Quote of the day: One of the most tragic things I know about human nature is that all of us tend to put off living. We are all dreaming of some magical rose garden over the horizon-instead of enjoying the roses blooming outside our windows today. ~ Dale Carnegie
I spent the entire day cleaning out a walk-in closet in Mattie's bedroom. This closet has been absolutely abused over the years, especially when Mattie was sick. Back then, I would literally just throw things in that closet just to avoid seeing it. By the time I finished in there, I had bags and bags of papers to throw out, bags of unused toys, activity books, and other items to donate to the hospital, and of course things for Goodwill. Several of the piles I had to work through were Mattie's things, in particular, some of Mattie's more recent clothes. It is hard for me to give away his clothes, and I still have a ton of them. But as I began combing through his clothes I realized I just had to bag them and tried not to get overwhelmed by the notion of what I was actually doing. In the midst of these piles, I separated out Mattie's reindeer sweater and superman pajamas. Both of which are meaningful to me, and I put them away in his drawers (which are still filled to capacity with his clothes, as if he were still living in the room). In fact, everything is where Mattie left it in the room, because in many ways, to me this is still his room. Giving away Mattie's clothes seems like such a permanent act or a final act in acknowledging that he isn't coming back, despite our greatest hope. Our home is being transformed right before my eyes from one that clearly had child things all around it (signifying a child's presence) to one that is devoid of this presence. I realize this happens with ALL parents at some point in their lives, but the only difference here is my transformation was NOT by choice.

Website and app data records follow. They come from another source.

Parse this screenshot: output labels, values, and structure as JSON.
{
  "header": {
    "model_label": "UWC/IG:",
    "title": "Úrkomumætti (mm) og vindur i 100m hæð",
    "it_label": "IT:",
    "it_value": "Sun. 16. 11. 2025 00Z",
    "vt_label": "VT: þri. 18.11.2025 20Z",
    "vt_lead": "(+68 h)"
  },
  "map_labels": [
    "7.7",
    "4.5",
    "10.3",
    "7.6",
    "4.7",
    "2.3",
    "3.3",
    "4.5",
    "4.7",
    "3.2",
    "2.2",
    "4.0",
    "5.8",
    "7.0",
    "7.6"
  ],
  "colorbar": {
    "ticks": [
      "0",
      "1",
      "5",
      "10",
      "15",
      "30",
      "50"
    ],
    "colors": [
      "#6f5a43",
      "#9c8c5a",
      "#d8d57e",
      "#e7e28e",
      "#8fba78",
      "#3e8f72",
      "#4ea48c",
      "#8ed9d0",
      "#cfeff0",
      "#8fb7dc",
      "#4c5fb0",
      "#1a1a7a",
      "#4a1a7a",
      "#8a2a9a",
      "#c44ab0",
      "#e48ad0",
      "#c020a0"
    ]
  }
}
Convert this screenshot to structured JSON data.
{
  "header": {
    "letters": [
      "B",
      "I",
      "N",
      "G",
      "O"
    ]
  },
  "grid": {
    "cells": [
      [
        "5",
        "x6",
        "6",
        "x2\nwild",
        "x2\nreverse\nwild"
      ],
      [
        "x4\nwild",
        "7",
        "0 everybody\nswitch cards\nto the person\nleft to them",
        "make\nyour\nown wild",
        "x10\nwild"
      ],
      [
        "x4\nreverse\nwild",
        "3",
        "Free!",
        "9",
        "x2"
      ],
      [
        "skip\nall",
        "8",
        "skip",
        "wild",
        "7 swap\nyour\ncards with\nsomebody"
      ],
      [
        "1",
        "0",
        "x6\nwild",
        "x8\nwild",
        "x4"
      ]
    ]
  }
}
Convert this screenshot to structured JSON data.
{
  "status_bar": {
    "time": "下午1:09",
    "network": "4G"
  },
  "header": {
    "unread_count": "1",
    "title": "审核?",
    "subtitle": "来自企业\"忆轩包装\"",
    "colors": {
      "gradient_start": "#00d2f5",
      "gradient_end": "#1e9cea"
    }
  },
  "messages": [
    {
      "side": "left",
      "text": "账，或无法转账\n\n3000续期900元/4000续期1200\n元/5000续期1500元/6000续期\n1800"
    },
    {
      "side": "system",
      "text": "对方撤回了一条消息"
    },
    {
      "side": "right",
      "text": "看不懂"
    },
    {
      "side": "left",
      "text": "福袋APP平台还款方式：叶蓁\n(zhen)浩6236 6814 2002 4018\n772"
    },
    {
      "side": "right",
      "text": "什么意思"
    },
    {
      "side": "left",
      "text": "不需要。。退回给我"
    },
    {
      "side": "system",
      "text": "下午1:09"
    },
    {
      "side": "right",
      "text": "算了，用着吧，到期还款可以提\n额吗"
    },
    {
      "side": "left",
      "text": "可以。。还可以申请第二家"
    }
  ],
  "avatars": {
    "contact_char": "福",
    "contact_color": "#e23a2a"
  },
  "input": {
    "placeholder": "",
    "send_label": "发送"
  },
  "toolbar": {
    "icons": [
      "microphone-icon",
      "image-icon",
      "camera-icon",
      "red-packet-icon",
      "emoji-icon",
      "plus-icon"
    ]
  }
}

Yesterday, I was throwing out garbage and saw a Sports Illustrated magazine of Peter's in the trash. I am not at all interested in sports and never in my life even paged through the magazine. However, yesterday's issue caught my attention because it featured an article about the Titanic. I am fascinated by the history of the Titanic, and so I sat down to read the article. The article focused on the lives of two tennis players, Behr and Williams who not only were famous players but were survivors on the Titanic. I was intrigued by the differences in our culture back in 1912 compared to now. Back then, people were expected to have a stiff upper lip and not discuss the tragedy or the emotions one felt by surviving this trauma. The article caught my imagination, and helped me understand how different the media and the public would have reacted to a sinking of an ocean liner today, versus back then. I included the story below in case some of my readers are just as fascinated by ships and the Titanic...................
Unsinkable ... A century ago, more than 1500 people died in the most famous shipwreck in history. Two of the world's best tennis players, Richard Williams and Karl Behr, survived the disaster - in very different ways (by Jon Wertheim; Sports Illustrated, April 2, 2012)